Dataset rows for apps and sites
Start of Block
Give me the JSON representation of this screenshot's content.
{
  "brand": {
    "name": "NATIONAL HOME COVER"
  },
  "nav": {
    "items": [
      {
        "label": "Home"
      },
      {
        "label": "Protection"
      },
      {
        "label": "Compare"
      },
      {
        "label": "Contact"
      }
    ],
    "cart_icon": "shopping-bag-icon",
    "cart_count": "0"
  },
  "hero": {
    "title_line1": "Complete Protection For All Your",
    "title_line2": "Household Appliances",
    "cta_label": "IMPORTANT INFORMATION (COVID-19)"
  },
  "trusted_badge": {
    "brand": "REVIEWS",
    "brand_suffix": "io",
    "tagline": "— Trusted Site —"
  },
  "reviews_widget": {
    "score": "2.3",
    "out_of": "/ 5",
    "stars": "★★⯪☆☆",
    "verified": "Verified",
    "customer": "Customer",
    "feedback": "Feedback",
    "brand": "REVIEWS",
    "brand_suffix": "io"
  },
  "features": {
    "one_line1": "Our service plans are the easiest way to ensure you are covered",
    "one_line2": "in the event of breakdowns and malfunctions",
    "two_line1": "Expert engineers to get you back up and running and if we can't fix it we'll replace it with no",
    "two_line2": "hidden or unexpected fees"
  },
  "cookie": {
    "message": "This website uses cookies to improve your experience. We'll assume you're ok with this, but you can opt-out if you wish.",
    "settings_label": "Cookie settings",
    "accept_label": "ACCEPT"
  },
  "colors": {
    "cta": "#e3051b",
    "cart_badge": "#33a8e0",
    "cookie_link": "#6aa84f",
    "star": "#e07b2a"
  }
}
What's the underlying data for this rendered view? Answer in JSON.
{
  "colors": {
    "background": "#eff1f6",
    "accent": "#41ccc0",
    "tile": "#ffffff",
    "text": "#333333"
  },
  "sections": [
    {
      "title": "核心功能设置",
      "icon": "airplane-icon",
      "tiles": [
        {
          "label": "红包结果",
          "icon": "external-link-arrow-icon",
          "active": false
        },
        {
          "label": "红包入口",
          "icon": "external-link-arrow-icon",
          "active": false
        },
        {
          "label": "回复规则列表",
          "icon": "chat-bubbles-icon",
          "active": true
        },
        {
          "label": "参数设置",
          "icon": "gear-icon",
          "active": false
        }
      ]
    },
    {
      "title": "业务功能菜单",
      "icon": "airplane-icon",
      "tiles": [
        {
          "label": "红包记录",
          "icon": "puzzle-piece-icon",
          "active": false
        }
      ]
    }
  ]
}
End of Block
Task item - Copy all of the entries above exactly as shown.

Result below -
Give me the JSON representation of this screenshot's content.
{
  "brand": {
    "name": "NATIONAL HOME COVER"
  },
  "nav": {
    "items": [
      {
        "label": "Home"
      },
      {
        "label": "Protection"
      },
      {
        "label": "Compare"
      },
      {
        "label": "Contact"
      }
    ],
    "cart_icon": "shopping-bag-icon",
    "cart_count": "0"
  },
  "hero": {
    "title_line1": "Complete Protection For All Your",
    "title_line2": "Household Appliances",
    "cta_label": "IMPORTANT INFORMATION (COVID-19)"
  },
  "trusted_badge": {
    "brand": "REVIEWS",
    "brand_suffix": "io",
    "tagline": "— Trusted Site —"
  },
  "reviews_widget": {
    "score": "2.3",
    "out_of": "/ 5",
    "stars": "★★⯪☆☆",
    "verified": "Verified",
    "customer": "Customer",
    "feedback": "Feedback",
    "brand": "REVIEWS",
    "brand_suffix": "io"
  },
  "features": {
    "one_line1": "Our service plans are the easiest way to ensure you are covered",
    "one_line2": "in the event of breakdowns and malfunctions",
    "two_line1": "Expert engineers to get you back up and running and if we can't fix it we'll replace it with no",
    "two_line2": "hidden or unexpected fees"
  },
  "cookie": {
    "message": "This website uses cookies to improve your experience. We'll assume you're ok with this, but you can opt-out if you wish.",
    "settings_label": "Cookie settings",
    "accept_label": "ACCEPT"
  },
  "colors": {
    "cta": "#e3051b",
    "cart_badge": "#33a8e0",
    "cookie_link": "#6aa84f",
    "star": "#e07b2a"
  }
}
What's the underlying data for this rendered view? Answer in JSON.
{
  "colors": {
    "background": "#eff1f6",
    "accent": "#41ccc0",
    "tile": "#ffffff",
    "text": "#333333"
  },
  "sections": [
    {
      "title": "核心功能设置",
      "icon": "airplane-icon",
      "tiles": [
        {
          "label": "红包结果",
          "icon": "external-link-arrow-icon",
          "active": false
        },
        {
          "label": "红包入口",
          "icon": "external-link-arrow-icon",
          "active": false
        },
        {
          "label": "回复规则列表",
          "icon": "chat-bubbles-icon",
          "active": true
        },
        {
          "label": "参数设置",
          "icon": "gear-icon",
          "active": false
        }
      ]
    },
    {
      "title": "业务功能菜单",
      "icon": "airplane-icon",
      "tiles": [
        {
          "label": "红包记录",
          "icon": "puzzle-piece-icon",
          "active": false
        }
      ]
    }
  ]
}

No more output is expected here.